Evolutionary optimization of enemy behaviors in RPGS
Authors: Samule Taripin and Jason Teo Tze Wi

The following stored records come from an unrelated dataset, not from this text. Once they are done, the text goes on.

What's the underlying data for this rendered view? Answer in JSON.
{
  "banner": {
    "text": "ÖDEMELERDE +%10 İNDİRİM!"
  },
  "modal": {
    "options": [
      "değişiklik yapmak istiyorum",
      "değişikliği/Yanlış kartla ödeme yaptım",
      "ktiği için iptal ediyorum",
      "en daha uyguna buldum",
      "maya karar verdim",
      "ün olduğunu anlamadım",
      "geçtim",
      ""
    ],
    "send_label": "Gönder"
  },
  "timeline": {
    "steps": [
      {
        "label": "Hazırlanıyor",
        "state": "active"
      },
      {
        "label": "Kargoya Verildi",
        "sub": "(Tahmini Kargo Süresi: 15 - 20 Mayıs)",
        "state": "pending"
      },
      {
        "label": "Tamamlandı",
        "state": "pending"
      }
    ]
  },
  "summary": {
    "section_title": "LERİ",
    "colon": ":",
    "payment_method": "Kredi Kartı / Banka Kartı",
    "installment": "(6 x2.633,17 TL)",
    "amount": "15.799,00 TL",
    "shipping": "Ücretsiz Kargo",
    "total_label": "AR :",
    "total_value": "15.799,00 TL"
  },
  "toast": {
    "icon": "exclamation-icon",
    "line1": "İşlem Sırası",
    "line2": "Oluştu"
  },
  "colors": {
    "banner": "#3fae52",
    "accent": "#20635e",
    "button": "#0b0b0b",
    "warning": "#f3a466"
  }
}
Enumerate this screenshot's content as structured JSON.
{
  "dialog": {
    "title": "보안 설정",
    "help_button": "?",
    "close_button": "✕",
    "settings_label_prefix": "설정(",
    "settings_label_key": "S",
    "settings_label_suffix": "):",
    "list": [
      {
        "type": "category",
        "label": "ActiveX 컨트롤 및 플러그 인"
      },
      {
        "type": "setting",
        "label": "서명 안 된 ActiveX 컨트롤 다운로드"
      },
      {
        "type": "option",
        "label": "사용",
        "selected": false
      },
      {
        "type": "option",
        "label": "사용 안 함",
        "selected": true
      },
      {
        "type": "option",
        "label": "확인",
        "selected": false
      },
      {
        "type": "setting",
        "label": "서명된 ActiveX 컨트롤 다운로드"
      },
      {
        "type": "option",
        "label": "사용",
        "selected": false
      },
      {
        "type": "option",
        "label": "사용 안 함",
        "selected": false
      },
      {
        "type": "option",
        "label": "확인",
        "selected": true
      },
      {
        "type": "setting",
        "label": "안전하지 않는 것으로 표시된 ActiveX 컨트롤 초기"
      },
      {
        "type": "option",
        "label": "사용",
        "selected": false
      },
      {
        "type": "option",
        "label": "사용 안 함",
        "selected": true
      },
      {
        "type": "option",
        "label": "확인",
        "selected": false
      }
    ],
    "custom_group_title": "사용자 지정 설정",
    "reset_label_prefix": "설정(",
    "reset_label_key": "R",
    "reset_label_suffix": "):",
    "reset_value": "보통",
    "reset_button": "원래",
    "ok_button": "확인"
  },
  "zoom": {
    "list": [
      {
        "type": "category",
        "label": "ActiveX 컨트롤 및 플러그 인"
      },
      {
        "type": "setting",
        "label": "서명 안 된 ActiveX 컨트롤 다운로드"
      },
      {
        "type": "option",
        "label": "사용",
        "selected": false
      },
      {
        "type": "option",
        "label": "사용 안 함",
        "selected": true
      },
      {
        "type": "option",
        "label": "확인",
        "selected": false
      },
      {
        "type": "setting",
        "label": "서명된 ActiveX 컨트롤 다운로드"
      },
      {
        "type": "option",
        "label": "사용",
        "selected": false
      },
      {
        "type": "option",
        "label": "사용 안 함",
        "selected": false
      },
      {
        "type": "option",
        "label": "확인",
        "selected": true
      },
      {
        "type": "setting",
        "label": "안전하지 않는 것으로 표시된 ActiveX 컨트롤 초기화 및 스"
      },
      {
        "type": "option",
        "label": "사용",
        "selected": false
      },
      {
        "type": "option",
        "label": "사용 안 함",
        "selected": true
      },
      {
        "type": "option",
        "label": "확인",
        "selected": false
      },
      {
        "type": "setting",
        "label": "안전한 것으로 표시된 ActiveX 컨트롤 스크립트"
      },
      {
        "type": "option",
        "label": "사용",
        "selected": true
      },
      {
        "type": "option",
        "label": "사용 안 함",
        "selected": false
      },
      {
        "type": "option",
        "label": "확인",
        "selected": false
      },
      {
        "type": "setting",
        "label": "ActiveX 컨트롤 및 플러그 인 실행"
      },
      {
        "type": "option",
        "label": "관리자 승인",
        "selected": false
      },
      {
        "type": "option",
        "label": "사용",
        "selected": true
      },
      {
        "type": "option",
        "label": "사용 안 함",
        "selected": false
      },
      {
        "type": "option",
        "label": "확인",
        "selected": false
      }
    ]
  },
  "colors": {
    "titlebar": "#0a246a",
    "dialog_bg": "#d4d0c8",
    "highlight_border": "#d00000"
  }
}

Computer games have long been the test bed of choice for implementers of artificial intelligence (AI) techniques since such games exhibit myriad complex, dynamic and highly non-linear elements that require human-like intelligence in order to be successful in achieving the objectives of the game. One of the most popular genres of current computer games is role-playing games (RPGs). As such, numerous recent studies in game AI have attempted to implemented advanced AI techniques such as evolutionary algorithms towards solving different aspects of RPGs such as the main hero’s behaviours for quest completion, automated map and dungeon layout generation, and automated storyline generation among others. In RPGs, one of the most important and often en-countered aspects of practically all hero quests involves confrontations with game-generated enemies most commonly in the form of hostile monsters that attempt to defeat the hero through repeated waves of single or group attacks. However, this is one aspect of RPGs that has yet to be investigated for augmentation using AI techniques. Most enemies in RPGs are generated based on a fixed set of classes with behaviours that are easily predictable by experienced RPG players. This project uses evolutionary optimization algorithms in the form of a Genetic Algorithm (GA) to increase behaviour diversity for the same type of monster in the open source game platform called FLARE thereby giving them the ability to adapt against the player’s abilities. The main objective of the project is to design the GA that can evolve enemy behaviours inside FLARE that attempt to defeat the game player. Experiments are conducted to tune the GA while showing its ability to create evolving enemy in RPGs. Results show highly promising evolution of enemy behaviors in FLARE when tested against a hand-crafted AI hero as well as against 5 human players controlling the hero.